TASK DETAILS: Lines holding the string "capacity": copy each one from the listing below.

DATA SUPPLIED:
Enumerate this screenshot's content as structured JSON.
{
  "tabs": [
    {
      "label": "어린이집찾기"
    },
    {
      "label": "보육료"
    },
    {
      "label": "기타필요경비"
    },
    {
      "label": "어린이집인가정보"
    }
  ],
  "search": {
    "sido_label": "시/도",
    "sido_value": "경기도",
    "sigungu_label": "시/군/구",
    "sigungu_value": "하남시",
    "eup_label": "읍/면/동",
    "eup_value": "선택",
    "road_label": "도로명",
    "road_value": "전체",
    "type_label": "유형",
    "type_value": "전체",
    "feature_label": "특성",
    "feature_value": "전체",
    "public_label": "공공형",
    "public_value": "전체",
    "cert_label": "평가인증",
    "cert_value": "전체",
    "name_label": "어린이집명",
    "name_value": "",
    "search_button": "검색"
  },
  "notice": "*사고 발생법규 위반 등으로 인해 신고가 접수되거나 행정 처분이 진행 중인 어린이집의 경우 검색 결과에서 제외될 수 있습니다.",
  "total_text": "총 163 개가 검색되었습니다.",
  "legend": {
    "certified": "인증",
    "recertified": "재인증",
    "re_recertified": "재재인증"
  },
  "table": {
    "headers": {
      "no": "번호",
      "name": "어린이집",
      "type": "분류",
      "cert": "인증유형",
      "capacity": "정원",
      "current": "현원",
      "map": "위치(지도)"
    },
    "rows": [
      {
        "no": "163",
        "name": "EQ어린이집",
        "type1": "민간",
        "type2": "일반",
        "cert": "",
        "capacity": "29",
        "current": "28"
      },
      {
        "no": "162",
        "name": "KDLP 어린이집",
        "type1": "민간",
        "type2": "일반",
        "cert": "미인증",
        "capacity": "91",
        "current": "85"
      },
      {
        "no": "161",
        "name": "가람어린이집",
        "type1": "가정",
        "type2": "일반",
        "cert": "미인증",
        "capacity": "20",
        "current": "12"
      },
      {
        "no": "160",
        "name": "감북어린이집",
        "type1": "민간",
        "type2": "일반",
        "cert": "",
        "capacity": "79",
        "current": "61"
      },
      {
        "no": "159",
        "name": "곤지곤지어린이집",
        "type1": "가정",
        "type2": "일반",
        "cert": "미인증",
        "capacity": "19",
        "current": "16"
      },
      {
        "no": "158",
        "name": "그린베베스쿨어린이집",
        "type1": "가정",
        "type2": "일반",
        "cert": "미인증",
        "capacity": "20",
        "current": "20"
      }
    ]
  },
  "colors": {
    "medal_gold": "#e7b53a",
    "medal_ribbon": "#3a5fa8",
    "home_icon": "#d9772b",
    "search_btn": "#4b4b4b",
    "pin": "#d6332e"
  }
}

ANSWER FOR THE TASK:
      "capacity": "정원",
        "capacity": "29",
        "capacity": "91",
        "capacity": "20",
        "capacity": "79",
        "capacity": "19",
        "capacity": "20",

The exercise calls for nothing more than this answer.